━━━ DATASET RECORDS ━━━

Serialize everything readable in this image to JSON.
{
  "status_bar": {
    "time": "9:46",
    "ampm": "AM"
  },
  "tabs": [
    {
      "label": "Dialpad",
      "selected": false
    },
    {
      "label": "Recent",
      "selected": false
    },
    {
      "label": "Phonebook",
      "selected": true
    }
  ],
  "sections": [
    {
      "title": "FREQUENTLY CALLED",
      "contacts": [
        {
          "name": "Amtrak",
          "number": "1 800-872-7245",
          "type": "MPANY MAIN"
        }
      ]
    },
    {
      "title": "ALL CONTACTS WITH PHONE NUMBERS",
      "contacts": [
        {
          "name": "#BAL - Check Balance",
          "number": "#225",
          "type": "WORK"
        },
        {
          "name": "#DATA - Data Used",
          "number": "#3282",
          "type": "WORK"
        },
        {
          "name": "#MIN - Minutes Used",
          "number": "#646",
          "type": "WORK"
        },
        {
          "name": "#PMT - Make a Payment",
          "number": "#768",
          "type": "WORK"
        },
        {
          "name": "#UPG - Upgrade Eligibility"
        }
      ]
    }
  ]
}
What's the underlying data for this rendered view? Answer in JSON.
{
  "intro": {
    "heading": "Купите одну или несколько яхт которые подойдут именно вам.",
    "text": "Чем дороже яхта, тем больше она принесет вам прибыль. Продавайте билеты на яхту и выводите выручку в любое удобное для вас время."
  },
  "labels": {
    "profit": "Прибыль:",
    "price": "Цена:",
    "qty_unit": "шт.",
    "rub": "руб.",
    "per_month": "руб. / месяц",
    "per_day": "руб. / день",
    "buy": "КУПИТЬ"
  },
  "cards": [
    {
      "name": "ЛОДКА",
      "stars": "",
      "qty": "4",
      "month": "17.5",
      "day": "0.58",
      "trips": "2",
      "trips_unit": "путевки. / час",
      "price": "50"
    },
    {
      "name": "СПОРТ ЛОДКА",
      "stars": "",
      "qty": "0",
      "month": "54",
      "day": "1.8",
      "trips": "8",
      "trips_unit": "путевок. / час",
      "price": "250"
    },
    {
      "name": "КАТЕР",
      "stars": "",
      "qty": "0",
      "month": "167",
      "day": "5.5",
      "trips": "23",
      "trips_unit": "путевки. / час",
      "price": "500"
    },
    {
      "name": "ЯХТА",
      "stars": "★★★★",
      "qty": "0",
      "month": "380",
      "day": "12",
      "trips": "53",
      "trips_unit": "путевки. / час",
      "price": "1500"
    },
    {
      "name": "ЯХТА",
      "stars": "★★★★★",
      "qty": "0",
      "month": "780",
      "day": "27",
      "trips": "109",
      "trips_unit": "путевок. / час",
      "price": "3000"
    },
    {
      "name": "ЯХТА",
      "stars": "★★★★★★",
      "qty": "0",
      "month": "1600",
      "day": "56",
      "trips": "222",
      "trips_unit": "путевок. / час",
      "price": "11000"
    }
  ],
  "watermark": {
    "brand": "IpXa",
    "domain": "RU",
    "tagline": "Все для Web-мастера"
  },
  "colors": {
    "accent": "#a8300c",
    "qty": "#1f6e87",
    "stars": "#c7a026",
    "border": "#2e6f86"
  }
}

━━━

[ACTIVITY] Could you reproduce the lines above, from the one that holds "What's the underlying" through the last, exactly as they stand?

[REPLY TO THE TASK]
What's the underlying data for this rendered view? Answer in JSON.
{
  "intro": {
    "heading": "Купите одну или несколько яхт которые подойдут именно вам.",
    "text": "Чем дороже яхта, тем больше она принесет вам прибыль. Продавайте билеты на яхту и выводите выручку в любое удобное для вас время."
  },
  "labels": {
    "profit": "Прибыль:",
    "price": "Цена:",
    "qty_unit": "шт.",
    "rub": "руб.",
    "per_month": "руб. / месяц",
    "per_day": "руб. / день",
    "buy": "КУПИТЬ"
  },
  "cards": [
    {
      "name": "ЛОДКА",
      "stars": "",
      "qty": "4",
      "month": "17.5",
      "day": "0.58",
      "trips": "2",
      "trips_unit": "путевки. / час",
      "price": "50"
    },
    {
      "name": "СПОРТ ЛОДКА",
      "stars": "",
      "qty": "0",
      "month": "54",
      "day": "1.8",
      "trips": "8",
      "trips_unit": "путевок. / час",
      "price": "250"
    },
    {
      "name": "КАТЕР",
      "stars": "",
      "qty": "0",
      "month": "167",
      "day": "5.5",
      "trips": "23",
      "trips_unit": "путевки. / час",
      "price": "500"
    },
    {
      "name": "ЯХТА",
      "stars": "★★★★",
      "qty": "0",
      "month": "380",
      "day": "12",
      "trips": "53",
      "trips_unit": "путевки. / час",
      "price": "1500"
    },
    {
      "name": "ЯХТА",
      "stars": "★★★★★",
      "qty": "0",
      "month": "780",
      "day": "27",
      "trips": "109",
      "trips_unit": "путевок. / час",
      "price": "3000"
    },
    {
      "name": "ЯХТА",
      "stars": "★★★★★★",
      "qty": "0",
      "month": "1600",
      "day": "56",
      "trips": "222",
      "trips_unit": "путевок. / час",
      "price": "11000"
    }
  ],
  "watermark": {
    "brand": "IpXa",
    "domain": "RU",
    "tagline": "Все для Web-мастера"
  },
  "colors": {
    "accent": "#a8300c",
    "qty": "#1f6e87",
    "stars": "#c7a026",
    "border": "#2e6f86"
  }
}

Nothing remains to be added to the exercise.